#### YOUR ASSIGNMENT:
Search through the entries for the word "Stunde" and copy every line that has it.

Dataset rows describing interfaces

━━━━━━━━━━━━━━━━━━━━━━━━━━━━━━

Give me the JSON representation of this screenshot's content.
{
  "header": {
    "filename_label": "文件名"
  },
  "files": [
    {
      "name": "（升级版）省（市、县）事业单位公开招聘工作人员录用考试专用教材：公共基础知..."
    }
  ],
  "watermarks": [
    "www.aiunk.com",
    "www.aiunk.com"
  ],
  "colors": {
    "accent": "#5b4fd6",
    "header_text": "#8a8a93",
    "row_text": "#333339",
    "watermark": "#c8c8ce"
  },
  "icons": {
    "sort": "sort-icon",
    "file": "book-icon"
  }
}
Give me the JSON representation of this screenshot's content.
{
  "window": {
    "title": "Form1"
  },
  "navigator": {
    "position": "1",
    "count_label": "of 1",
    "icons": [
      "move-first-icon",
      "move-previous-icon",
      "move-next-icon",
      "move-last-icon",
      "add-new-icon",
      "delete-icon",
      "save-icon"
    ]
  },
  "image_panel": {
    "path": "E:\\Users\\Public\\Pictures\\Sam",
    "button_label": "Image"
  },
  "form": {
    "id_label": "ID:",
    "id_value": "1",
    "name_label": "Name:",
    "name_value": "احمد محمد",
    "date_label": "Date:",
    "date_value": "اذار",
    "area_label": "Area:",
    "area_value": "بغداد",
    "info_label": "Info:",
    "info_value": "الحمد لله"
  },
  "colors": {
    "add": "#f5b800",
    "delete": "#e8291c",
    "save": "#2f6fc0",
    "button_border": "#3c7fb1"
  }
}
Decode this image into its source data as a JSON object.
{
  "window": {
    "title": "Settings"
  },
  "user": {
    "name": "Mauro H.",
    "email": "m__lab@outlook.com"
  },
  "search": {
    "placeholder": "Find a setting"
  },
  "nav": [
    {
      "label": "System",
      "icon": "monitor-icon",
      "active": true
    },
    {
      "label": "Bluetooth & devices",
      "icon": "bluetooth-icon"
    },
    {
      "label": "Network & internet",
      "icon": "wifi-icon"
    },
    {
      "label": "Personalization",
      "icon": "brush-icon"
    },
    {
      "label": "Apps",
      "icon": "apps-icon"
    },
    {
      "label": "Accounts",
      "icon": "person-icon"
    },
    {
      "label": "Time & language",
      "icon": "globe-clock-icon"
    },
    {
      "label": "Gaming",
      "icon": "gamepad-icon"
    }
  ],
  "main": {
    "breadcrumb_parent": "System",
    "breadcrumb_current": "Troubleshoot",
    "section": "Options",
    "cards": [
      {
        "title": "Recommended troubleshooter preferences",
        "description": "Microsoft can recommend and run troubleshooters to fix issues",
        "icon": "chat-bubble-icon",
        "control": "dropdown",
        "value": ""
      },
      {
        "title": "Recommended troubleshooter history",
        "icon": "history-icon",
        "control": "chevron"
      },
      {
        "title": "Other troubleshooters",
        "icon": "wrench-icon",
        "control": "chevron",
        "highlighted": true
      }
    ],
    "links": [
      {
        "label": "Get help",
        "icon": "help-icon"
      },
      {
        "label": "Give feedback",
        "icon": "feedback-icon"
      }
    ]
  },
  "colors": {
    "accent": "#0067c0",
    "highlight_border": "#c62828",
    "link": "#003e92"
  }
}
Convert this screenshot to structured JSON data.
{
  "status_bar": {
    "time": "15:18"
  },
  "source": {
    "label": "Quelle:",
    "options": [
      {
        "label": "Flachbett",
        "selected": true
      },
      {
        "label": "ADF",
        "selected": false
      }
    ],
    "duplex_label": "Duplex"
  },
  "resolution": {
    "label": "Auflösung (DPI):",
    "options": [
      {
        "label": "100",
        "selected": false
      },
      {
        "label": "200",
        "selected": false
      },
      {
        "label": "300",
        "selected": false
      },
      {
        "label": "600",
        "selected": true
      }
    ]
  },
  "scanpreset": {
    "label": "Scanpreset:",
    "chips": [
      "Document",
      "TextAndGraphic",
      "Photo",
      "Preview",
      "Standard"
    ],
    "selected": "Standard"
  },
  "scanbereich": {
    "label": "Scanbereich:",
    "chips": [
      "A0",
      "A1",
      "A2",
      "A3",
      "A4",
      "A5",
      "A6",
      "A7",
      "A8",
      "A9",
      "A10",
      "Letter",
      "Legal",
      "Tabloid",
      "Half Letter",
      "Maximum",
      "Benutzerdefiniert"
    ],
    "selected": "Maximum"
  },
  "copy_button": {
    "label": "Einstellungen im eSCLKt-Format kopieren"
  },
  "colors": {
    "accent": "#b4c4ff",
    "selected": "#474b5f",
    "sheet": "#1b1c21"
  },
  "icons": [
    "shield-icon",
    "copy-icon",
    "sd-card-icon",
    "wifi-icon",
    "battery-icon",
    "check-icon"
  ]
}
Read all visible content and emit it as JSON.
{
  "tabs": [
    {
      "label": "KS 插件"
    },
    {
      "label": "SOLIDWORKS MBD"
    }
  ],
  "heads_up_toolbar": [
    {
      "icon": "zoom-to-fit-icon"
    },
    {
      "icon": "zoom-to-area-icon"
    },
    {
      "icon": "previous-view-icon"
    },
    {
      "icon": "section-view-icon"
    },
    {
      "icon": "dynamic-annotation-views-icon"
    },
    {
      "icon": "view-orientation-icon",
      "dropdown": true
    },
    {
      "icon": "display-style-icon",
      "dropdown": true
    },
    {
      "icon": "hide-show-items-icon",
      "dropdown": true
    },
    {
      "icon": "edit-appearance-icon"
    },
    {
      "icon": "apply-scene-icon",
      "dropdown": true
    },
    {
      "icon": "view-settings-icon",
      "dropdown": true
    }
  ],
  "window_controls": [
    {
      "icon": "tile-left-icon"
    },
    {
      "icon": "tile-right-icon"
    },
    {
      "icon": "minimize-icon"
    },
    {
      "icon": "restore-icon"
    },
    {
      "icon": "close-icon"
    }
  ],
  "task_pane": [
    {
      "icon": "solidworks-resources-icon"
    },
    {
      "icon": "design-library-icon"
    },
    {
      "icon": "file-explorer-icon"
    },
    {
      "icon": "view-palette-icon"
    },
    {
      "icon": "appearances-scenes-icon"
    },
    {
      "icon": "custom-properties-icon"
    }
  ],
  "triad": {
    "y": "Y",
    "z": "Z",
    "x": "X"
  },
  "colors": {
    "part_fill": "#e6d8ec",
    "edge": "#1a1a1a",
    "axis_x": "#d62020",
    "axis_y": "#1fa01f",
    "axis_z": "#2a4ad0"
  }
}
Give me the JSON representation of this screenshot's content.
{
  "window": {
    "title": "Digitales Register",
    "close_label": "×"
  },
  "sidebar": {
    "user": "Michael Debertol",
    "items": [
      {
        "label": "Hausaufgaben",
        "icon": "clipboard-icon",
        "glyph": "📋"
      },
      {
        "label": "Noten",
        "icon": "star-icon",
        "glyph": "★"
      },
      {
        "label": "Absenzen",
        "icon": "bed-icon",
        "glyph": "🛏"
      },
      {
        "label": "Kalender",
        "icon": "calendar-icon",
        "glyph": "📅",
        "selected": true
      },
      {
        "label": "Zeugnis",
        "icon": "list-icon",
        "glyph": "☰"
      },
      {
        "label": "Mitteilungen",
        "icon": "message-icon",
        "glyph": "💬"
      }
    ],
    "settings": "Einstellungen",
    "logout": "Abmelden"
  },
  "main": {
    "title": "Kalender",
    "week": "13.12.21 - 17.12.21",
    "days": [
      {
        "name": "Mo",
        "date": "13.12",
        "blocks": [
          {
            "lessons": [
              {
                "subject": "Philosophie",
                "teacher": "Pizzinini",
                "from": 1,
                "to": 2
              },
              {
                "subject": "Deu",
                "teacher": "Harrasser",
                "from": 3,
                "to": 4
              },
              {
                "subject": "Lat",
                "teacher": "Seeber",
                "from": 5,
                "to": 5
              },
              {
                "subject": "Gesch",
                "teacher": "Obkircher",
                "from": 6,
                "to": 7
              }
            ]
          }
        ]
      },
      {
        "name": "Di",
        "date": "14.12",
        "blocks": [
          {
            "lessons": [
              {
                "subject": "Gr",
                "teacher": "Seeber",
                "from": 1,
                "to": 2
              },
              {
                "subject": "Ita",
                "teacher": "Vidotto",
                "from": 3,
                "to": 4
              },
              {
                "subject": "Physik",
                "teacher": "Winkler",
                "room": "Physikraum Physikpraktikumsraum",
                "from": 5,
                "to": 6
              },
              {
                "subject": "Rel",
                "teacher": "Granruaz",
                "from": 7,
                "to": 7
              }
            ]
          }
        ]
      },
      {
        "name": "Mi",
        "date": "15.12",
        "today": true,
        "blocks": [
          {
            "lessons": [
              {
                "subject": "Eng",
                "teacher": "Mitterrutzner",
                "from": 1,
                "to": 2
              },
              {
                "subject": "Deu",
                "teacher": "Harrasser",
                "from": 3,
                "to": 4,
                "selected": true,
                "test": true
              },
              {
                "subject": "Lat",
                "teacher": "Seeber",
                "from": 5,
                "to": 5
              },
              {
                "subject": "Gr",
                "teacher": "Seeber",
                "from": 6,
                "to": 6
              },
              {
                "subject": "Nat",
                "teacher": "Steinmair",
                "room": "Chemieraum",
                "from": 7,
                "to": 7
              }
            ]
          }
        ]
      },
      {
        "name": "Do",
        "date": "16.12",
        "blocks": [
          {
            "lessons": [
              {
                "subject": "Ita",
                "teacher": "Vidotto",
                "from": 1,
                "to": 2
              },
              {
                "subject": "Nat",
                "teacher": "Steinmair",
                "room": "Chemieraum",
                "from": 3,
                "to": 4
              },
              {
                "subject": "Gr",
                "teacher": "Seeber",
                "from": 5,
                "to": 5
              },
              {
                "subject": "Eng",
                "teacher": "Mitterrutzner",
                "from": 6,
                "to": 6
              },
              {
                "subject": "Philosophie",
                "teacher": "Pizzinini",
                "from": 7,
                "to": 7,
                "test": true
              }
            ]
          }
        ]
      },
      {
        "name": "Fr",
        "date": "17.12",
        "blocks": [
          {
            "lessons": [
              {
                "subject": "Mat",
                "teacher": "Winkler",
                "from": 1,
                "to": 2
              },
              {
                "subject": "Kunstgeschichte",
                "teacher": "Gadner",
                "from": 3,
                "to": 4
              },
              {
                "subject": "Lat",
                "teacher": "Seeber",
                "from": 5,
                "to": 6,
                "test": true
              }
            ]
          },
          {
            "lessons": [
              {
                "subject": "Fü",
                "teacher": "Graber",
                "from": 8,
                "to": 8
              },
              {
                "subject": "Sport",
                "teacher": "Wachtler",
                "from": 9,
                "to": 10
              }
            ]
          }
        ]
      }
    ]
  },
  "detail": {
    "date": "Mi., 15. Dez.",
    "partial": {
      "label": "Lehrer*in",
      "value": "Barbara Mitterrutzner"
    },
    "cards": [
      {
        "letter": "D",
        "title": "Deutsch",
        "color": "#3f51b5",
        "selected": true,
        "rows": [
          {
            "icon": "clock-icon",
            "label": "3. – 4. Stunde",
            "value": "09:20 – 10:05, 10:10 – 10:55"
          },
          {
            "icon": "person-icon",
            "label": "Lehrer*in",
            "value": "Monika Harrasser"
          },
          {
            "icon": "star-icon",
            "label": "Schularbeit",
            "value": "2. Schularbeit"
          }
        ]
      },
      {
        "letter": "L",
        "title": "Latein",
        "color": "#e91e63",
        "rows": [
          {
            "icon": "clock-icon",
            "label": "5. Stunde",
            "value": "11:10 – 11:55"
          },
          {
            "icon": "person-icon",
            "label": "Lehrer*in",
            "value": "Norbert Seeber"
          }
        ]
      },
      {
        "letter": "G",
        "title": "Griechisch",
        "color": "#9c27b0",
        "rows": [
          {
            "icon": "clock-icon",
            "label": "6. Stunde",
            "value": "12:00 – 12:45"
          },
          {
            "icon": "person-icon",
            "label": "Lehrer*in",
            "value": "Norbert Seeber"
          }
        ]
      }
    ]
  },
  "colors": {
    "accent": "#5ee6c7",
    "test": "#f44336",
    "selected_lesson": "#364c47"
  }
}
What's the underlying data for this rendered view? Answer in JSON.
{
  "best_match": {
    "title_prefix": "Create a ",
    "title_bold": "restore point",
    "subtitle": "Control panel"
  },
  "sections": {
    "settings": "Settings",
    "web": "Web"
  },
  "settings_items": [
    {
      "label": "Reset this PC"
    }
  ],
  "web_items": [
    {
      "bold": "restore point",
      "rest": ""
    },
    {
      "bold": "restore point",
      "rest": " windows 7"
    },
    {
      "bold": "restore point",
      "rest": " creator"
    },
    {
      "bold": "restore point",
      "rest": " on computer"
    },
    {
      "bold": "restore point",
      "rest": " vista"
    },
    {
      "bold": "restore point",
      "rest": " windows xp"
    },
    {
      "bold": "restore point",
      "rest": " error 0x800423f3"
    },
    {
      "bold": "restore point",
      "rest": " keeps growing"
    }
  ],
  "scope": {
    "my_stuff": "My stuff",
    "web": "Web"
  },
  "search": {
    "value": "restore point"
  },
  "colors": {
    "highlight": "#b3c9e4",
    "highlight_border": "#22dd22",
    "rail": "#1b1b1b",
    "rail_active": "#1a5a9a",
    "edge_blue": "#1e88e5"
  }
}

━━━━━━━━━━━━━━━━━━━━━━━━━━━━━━

#### PROBLEM SOLUTION:
            "label": "3. – 4. Stunde",
            "label": "5. Stunde",
            "label": "6. Stunde",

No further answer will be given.